I've built a bunch of prototypes over the past year or so, every now and then taking the time to create something small, or some tiny slice of a larger game. From a spiritual sequel to Unstoppable, to some experiments with smaller game mechanics to taking some new swings at old ideas I've had running around, none of them stuck.

That is until Apple released the Unity Plugins at WWDC this year. There's a lot of good API's exposed via these plugins, including some cool audio stuff, a neato input alternative, but the one that stood out to me was GameKit, particularly Turn Based Games.

I'm a long time tabletop wargamer. I was brought up on the likes of Operation Warboard, Squad Leader, Napoleons Battles and then of course… Warhammer. My first miniature was a 2nd edition Space Marine Dreadnaught, but the first army I'd fully painted was a 5th edition Warhammer Fantasy Brettonian army. This is where my love for what became the genre of “Rank and Flank” games began. Growing up through my teenage years I'd assembled both the aforementioned Brettonian army, and then later a Skaven army. Building the miniatures, painting the ranks of rats, trying out the odd combinations of the army lists, winning and losing games were all some of the most formative moments of my life. I was extremely fortunate to have an incredibly supportive family with this hobby. My Dad, Brother, Stepdad and Uncle were all just as into the game as I was. Most weekends we'd have a game of some kind.

This is all to say, I've spent the past twenty years forming opinions on tabletop wargames. That through my time as a game developer I've felt that I can bring something to .. uh… the table.

Enter: CHARGE (working title) a tabletop wargame that spans both digital and physical versions.

The core conceit is that it should get to the meat of what makes a rank and flank interesting quickly.

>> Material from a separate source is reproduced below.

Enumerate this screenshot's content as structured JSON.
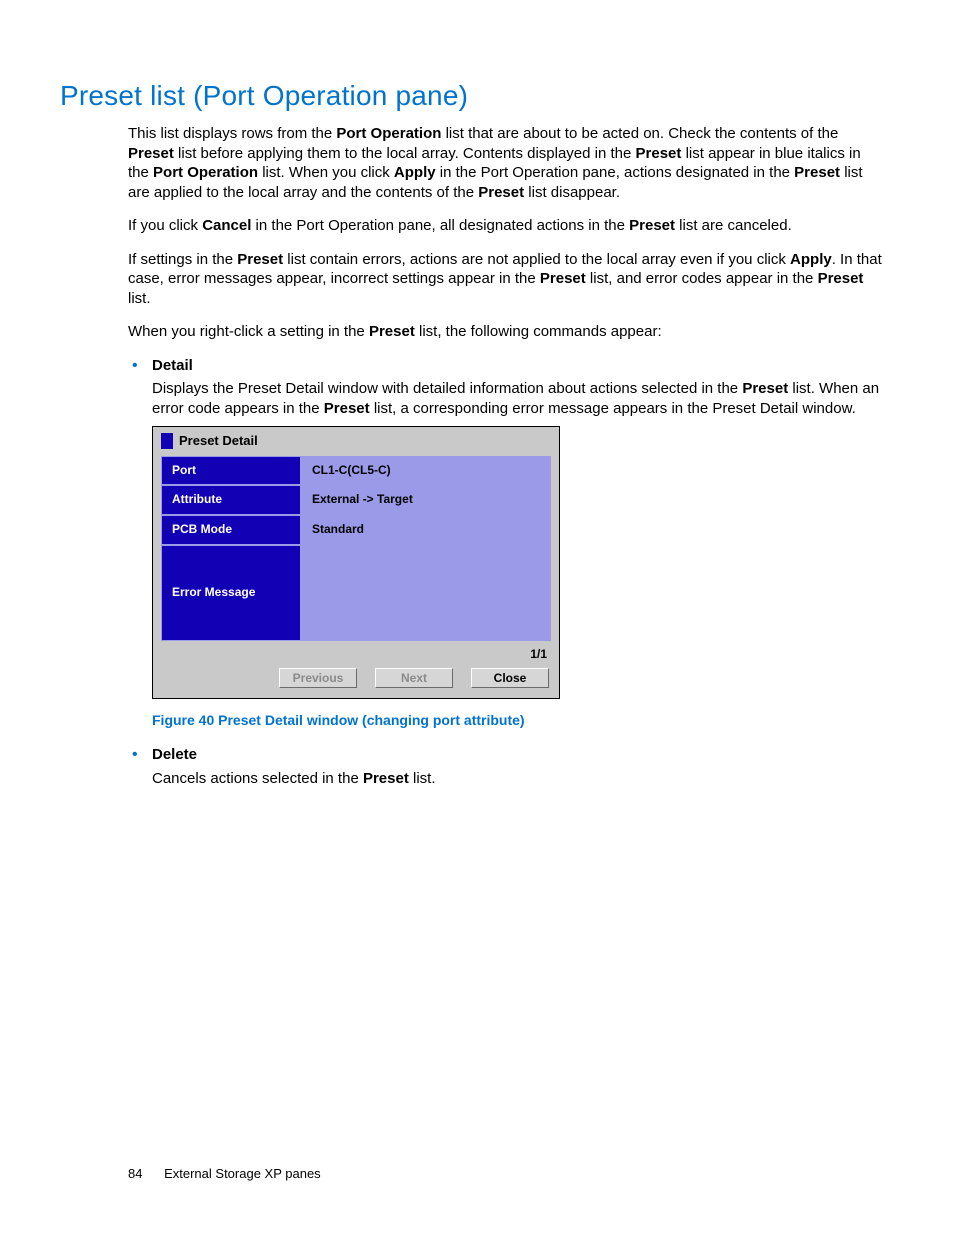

It'll bring back some mechanics that've been lost to time, and it'll simultaneously be a multiplayer digital title (initially available on apple platforms) and a rules set for physical tabletop play. (there's a stretch goal of adapting the digital models as printable files for 3D printers, separately available on something like MyMiniFactory)